Historical data from the U.S. Census Bureau illustrates just how significant this disparity has become. Since the 1960s, median home prices, when adjusted for inflation, have surged by 121 percent. Median household incomes by comparison have seen a growth of only 29 percent. To put it into perspective, the median house price in 1960, adjusted for inflation, would stand at $104,619 in 2020’s dollars, which is well below today’s actual average home price of $240,500.

The ramifications of this disparity are in the numbers. In 1960, roughly 68 percent of Americans could entertain the dream of owning a home. Today, that figure has dropped to 43 percent, according to Census data.
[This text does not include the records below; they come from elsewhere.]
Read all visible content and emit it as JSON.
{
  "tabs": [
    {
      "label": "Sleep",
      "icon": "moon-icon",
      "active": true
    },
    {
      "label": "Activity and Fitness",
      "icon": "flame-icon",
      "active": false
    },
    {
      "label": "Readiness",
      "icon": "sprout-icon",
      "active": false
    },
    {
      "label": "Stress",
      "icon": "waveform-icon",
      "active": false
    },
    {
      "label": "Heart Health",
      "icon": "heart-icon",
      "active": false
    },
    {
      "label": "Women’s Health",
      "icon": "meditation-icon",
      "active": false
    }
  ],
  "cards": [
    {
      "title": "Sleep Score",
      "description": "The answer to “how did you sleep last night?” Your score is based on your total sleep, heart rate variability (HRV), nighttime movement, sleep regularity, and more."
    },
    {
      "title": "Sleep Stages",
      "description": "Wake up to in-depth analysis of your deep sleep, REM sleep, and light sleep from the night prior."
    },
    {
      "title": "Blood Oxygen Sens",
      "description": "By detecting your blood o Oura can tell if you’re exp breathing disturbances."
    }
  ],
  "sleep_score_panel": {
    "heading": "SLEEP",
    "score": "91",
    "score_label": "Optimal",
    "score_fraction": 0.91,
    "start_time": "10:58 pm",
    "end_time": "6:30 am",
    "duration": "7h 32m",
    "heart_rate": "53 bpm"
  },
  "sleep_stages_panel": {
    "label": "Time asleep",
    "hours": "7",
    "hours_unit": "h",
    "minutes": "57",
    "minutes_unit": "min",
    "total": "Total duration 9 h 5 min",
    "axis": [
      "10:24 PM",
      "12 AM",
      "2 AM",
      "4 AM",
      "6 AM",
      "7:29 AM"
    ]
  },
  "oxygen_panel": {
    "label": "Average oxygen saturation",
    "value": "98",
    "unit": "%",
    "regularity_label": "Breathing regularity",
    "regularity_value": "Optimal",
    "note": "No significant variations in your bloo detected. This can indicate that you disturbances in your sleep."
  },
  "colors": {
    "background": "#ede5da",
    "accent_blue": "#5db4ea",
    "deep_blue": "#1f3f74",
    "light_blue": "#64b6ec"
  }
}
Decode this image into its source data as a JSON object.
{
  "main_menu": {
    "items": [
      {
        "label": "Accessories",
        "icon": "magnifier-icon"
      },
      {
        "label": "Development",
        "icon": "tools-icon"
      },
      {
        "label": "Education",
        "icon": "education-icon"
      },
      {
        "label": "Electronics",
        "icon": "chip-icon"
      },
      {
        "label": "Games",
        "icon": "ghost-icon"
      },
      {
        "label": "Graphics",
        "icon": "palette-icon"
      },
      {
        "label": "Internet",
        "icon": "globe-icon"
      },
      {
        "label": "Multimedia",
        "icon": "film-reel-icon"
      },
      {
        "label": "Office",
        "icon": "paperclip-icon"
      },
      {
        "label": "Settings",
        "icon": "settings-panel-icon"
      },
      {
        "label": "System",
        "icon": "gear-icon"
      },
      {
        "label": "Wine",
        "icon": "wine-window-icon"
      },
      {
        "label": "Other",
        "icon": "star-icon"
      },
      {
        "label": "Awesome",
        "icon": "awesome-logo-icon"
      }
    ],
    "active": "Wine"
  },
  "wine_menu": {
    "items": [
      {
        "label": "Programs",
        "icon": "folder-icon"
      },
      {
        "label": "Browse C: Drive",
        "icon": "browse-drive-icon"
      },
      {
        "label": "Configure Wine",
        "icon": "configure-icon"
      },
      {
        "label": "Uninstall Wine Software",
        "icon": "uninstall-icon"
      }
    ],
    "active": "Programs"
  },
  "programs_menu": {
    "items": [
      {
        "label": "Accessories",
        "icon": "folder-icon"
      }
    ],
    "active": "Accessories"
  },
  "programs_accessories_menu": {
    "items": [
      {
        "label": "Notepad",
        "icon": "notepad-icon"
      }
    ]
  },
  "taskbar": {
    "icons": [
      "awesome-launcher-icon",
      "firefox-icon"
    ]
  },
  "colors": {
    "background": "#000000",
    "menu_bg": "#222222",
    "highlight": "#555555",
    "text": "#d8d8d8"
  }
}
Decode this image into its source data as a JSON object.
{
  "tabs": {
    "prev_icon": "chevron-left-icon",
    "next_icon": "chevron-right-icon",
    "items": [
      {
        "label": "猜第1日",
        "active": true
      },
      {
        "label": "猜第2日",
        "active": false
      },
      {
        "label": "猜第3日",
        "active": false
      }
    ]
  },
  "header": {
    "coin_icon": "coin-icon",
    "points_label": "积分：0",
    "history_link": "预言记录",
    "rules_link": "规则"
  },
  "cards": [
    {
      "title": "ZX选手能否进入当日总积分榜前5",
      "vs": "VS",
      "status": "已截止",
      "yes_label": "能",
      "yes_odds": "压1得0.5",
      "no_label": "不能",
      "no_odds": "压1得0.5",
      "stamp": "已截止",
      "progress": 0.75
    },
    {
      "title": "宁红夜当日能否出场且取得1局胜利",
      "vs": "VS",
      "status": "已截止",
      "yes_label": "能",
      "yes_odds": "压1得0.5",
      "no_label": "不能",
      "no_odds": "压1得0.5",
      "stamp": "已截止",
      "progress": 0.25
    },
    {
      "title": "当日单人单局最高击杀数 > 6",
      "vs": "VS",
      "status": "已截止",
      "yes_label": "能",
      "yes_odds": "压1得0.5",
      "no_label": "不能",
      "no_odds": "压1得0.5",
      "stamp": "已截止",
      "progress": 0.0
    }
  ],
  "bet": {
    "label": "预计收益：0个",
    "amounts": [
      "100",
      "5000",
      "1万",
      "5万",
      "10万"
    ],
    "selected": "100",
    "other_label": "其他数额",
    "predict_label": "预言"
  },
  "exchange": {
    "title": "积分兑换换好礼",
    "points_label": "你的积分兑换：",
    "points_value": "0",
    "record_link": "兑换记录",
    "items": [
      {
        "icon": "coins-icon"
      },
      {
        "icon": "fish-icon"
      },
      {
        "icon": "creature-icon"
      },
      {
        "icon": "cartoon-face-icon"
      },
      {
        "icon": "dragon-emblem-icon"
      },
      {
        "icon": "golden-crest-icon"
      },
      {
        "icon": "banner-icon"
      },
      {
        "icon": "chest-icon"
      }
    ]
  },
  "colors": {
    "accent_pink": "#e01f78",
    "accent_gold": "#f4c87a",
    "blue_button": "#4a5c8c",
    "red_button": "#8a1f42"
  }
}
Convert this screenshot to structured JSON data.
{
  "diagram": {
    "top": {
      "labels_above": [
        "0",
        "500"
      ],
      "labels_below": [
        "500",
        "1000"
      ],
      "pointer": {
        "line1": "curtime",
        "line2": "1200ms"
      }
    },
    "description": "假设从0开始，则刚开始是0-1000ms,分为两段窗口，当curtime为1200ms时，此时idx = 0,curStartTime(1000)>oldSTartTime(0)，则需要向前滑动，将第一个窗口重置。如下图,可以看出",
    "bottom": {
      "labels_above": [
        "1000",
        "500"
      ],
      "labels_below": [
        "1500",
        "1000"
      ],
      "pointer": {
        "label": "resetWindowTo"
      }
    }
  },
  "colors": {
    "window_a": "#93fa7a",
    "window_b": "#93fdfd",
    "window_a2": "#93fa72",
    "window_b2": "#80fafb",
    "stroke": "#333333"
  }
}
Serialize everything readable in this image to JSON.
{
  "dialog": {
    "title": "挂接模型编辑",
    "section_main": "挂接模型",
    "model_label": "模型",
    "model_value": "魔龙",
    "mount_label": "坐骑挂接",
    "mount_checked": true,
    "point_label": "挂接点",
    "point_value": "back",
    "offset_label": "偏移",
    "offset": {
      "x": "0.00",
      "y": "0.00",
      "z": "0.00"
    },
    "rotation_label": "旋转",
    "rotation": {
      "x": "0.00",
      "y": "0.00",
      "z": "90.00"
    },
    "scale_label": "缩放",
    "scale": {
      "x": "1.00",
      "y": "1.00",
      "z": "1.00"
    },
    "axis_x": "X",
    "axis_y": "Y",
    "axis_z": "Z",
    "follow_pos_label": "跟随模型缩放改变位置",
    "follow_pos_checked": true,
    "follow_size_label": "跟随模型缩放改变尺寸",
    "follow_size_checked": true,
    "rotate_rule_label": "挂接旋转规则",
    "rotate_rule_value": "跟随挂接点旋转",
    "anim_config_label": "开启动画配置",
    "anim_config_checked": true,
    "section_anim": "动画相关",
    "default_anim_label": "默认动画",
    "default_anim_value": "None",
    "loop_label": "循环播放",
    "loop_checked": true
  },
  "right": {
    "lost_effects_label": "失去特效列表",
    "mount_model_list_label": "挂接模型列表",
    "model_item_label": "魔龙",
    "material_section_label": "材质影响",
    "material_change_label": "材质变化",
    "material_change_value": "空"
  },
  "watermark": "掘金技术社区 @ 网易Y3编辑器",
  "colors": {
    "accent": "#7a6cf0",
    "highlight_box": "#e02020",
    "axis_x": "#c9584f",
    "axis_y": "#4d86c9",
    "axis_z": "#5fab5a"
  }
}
Fannie Mae’s recent home purchase sentiment index paints a telling picture of the current consumer mindset. While there’s a noted confidence in personal financial situations, it is offset by a pervasive pessimism about the home-buying market. In July, the index saw only a marginal rise of 0.8 points, settling at 66.8 as a record 82 percent of respondents indicated that now is a bad time to buy a house.

Hence, projections from Fannie Mae’s Economic & Strategic Research Group indicate a stagnant outlook for the 2023 housing market, with anticipated sales figures mirroring the lows of the 2009 financial crisis.

This sentiment in the for-sale market continues to fuel the rental segment. More than 44 million properties in the U.S. are currently rental units, a figure likely to increase given the prevailing market conditions. As homeownership becomes even harder to attain, renting will play an increasingly important role in months and years to come, adding to the seismic shift in the landscape of the American housing market.

Michael Lucarelli is the CEO and co-founder of RentSpree.